Archive for the ‘Relationships’ Category

Marriage as spiritual adventure

Monday, April 19th, 2010

So, what did I end up telling the newlyweds? Here it is. I addressed them specifically, but I’ve left there names out here.

To fall in love is to project the best part of ourselves and even our longings for God on another person. When we do, that person becomes the bearer of everything we long for and consider holy. But that is the experience of love from one end of the pendulum’s swing left and right. When the reality of the other sets in, love can turn to disillusionment. No life experience can be more trying, unless we learn to love the other person as they truly are.

This is the profound psychological and spiritual reality that lies behind the theology of the readings that we have heard tonight —- readings that explore the divine origins of love; the enduring character that should mark that love; and the rich dimensions of love between a husband and a wife.

The occasional difficulties that we experience in distinguishing between the projections and the realities, as well as the process of growth that it requires, should not concern you. Oh, to be sure, you will make mistakes. You will expect more of one another than you should. You will want another to meet needs that you cannot satisfy. And, from time to time, you will fail to love one another as you should.

But these are not the mistakes made by climbers living on the edge of a precipice, where the slightest miscalculation could lead to disaster. These are the mistakes we make living “on the border of the Holy.” The mistakes made in wonder and joy. The process of finding balance, stepping gently, and offering a hand to the one we love as we climb together is a part of the adventure.

And herein lies the key to enduring relationships. Love is not simply a matter of emotion and still less simply a matter of fulfilling needs. At its heart love is the nurture of wisdom, the shaping of a life narrative in which we embrace one another in gentleness and care; listen deeply; and nurture one another into the presence of God.

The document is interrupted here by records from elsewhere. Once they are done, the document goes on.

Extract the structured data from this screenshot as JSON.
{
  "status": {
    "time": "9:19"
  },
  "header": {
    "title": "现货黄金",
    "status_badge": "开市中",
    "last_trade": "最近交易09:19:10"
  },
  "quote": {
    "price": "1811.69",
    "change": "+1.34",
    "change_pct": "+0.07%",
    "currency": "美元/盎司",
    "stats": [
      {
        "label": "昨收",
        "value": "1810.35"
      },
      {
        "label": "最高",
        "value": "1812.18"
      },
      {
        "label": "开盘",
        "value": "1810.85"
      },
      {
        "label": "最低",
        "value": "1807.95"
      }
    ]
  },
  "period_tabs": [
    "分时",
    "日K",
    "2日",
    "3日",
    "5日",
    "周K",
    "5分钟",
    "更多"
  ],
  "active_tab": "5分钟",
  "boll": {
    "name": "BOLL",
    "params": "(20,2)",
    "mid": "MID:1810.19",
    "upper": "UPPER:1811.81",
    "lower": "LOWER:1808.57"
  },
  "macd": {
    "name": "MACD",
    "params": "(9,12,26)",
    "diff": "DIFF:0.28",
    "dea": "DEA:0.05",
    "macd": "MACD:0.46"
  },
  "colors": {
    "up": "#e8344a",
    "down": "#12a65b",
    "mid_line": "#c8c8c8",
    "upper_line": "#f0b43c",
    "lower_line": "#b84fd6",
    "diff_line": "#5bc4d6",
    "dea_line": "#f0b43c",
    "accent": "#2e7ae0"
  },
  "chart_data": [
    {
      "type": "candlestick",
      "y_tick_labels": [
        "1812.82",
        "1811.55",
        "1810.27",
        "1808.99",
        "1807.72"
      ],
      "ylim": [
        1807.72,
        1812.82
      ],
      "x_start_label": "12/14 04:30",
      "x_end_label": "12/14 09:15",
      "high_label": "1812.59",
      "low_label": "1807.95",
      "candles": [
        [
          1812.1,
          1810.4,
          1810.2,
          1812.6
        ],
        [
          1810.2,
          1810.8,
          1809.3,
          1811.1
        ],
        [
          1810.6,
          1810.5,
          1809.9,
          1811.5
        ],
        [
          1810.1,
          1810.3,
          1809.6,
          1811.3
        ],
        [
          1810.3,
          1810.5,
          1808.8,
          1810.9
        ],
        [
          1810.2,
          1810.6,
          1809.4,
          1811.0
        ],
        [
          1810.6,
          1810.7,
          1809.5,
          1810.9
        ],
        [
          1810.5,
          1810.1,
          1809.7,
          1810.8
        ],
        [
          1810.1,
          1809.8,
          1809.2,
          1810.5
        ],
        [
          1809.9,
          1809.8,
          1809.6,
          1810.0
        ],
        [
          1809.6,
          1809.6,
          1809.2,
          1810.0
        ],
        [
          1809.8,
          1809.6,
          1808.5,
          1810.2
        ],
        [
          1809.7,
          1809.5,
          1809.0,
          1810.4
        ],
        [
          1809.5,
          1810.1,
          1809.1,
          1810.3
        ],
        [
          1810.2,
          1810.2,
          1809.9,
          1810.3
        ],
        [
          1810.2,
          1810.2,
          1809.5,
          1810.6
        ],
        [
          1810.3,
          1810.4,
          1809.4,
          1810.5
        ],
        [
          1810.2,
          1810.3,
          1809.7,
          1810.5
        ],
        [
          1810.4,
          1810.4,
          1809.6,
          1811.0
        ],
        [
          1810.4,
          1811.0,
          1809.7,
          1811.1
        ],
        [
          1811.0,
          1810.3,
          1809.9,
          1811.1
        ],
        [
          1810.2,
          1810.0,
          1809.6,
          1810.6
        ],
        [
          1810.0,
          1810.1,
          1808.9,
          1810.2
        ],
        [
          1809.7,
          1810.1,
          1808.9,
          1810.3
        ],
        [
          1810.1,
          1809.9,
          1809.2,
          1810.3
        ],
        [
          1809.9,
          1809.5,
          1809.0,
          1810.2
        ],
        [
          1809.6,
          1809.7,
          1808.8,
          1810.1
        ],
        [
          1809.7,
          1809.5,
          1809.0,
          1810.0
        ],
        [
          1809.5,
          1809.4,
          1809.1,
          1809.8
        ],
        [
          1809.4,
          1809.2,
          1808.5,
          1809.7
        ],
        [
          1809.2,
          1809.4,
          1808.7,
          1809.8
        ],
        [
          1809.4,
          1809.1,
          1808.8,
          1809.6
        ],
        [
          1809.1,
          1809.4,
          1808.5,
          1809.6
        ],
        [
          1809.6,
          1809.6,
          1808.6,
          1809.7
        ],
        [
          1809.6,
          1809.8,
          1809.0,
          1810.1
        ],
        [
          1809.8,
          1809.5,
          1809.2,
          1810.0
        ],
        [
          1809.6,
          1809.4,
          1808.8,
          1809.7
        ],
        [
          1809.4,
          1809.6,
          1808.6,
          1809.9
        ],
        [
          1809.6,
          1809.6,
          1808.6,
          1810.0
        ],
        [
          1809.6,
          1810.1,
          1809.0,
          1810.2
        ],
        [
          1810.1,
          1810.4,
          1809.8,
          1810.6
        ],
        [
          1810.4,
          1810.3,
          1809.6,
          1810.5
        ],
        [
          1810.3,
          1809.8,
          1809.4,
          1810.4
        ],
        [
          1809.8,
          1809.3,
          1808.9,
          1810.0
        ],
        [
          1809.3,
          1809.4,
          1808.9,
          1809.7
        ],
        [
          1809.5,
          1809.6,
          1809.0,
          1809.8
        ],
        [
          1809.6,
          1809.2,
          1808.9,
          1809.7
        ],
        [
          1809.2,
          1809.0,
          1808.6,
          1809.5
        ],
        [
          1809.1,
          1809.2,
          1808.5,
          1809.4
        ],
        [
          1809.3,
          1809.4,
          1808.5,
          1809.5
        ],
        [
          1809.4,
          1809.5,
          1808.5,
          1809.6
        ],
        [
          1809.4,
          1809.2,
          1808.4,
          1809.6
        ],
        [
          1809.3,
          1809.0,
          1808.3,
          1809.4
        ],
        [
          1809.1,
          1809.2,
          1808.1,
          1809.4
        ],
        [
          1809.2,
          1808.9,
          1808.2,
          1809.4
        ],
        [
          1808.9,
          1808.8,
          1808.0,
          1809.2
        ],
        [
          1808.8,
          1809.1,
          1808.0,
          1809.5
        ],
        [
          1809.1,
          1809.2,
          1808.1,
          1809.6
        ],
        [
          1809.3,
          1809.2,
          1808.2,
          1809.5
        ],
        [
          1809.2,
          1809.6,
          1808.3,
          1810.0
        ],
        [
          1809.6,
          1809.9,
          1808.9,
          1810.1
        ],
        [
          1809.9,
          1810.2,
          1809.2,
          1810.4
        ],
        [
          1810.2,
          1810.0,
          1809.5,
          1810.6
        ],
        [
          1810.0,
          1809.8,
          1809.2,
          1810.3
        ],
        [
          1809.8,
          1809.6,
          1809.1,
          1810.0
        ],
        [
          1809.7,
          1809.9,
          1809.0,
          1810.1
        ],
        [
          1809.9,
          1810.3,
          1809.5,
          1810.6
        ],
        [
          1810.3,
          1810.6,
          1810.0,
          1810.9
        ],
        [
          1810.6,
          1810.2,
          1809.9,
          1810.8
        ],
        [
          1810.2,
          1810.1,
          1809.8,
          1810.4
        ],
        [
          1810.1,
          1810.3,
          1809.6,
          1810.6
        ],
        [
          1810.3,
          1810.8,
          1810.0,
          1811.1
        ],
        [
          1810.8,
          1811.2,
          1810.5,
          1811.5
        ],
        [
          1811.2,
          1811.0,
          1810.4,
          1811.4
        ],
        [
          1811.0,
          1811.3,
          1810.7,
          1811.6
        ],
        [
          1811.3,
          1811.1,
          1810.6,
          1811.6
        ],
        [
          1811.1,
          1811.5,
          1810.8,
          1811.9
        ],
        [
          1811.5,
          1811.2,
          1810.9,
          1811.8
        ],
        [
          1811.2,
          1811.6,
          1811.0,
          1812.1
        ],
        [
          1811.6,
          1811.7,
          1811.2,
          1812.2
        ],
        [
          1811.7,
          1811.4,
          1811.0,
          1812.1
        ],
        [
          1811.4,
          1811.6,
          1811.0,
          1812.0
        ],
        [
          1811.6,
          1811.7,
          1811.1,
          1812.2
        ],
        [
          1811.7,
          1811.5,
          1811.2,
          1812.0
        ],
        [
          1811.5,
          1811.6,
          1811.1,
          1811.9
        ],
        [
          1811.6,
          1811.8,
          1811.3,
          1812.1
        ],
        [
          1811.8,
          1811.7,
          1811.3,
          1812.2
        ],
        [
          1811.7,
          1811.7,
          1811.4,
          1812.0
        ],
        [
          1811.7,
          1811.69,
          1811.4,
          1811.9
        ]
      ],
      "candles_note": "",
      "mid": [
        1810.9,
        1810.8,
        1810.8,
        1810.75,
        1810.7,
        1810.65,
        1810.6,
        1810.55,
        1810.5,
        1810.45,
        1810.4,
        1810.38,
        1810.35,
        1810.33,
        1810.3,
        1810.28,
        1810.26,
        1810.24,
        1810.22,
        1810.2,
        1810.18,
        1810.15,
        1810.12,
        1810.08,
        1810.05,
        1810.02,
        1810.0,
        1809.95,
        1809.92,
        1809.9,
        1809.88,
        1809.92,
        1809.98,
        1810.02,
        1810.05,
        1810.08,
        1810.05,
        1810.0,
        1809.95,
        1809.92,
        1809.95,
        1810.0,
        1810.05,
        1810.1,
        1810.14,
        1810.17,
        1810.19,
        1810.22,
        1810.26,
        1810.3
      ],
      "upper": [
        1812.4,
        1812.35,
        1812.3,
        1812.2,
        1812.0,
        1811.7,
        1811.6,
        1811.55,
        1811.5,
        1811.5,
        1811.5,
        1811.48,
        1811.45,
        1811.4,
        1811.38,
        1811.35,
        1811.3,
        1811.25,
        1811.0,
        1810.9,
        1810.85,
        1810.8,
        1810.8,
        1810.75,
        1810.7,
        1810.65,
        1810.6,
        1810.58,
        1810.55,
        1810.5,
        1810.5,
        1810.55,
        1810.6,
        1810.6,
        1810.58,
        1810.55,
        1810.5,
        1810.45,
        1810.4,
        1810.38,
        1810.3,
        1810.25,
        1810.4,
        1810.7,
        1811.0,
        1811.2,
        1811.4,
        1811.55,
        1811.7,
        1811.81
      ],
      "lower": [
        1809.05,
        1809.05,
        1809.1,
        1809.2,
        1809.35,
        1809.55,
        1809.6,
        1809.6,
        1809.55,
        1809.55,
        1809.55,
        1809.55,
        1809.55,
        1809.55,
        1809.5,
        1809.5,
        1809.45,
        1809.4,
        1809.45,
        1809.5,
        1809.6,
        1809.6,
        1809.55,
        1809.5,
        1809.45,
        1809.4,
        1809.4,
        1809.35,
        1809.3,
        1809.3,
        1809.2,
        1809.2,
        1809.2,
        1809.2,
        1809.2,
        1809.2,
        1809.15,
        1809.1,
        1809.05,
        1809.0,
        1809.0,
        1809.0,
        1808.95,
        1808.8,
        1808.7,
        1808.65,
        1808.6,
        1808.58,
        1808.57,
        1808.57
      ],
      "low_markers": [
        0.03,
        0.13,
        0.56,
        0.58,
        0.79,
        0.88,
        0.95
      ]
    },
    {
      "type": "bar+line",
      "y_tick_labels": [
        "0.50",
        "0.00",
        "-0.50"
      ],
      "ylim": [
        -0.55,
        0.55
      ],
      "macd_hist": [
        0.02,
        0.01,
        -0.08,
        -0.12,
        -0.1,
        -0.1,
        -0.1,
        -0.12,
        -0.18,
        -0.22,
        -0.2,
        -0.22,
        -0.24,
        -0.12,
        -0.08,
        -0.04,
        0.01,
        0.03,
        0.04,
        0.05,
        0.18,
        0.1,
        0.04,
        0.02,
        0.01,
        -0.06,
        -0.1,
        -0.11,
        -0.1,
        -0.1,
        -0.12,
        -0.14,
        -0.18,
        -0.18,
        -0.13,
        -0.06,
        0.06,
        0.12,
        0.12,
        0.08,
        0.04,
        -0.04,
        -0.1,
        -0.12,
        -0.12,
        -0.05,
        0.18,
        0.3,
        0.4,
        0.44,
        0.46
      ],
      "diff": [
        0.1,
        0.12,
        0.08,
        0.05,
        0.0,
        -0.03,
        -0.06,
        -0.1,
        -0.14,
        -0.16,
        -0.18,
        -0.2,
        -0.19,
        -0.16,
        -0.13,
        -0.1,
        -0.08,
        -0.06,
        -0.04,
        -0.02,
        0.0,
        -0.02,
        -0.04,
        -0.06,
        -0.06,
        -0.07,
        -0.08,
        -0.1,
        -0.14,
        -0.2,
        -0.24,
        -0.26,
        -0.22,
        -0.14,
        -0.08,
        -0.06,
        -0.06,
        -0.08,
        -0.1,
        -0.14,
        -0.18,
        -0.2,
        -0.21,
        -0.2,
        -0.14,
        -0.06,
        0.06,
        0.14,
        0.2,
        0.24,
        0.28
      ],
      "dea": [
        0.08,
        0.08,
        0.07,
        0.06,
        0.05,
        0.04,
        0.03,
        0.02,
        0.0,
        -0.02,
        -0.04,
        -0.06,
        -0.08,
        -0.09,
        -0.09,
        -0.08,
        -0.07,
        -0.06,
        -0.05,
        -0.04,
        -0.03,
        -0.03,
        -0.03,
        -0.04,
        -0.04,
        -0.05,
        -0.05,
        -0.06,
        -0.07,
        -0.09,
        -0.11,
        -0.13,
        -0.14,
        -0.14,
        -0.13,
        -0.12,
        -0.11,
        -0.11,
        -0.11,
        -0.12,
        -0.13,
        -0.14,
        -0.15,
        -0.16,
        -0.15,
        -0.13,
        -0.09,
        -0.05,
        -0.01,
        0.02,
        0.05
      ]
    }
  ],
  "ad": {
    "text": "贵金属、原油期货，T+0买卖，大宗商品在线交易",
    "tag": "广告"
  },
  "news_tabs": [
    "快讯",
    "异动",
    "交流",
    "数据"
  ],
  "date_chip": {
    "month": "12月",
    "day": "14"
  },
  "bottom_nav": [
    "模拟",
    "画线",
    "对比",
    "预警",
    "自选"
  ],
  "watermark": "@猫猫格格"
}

It is the merciful transformation of two lives as they learn more about one another and their God. We start by projecting those golden characteristics upon the one we love, because we know that we need more.

So, these are days of great beginnings: of new-found companionship; the adventure of shaping a shared identity; the joy of creating memories that only the two of you will share. The only greater days are the days when you will find yourselves fully in the presence of God. Along the way you will glimpse the possibility. Yes, you will see one another in a more human light, but that seeing will be grounded in God’s greater love for you both and in the wisdom that only God can give.

God’s keeping, dear friends.

(The opening observation is paraphrased from the work of Robert Johnson, though I have made a similar observation over the years.)

Hell is other people, sometimes

Tuesday, March 9th, 2010

Famously, Jean-Paul Sartre declared that “Hell is other people.” The observation, which is made in a play called “No Exit,” portrays the conversation between three people who are isolated in a room by a valet who accompanies them there. They expect to be tortured or punished for the lives that they have led, but instead they discover that they are there to torment one another and they do. When one of them cries out, the door is opened, but none of them avail themselves of the opportunity to leave.

An existentialist and an atheist, Sartre believed that the only way in which we could define ourselves was in a masochistic desire to be limited by encounters with others. Small wonder he thought other people were hell.

In the Christian tradition, people can certainly be hell. But that’s not what God intends. The best of God-given relationships are those that nurture our growth in God.

Not all friendships are capable of doing that, of course. They vary in their depth and length of connection. They vary in the extent to which they allow for self-disclosure and meaningful conversation. But to the extent that they nurture God’s presence, they can be a bit of heaven.

Find and nurture that kind of friendship. Be that kind of friend.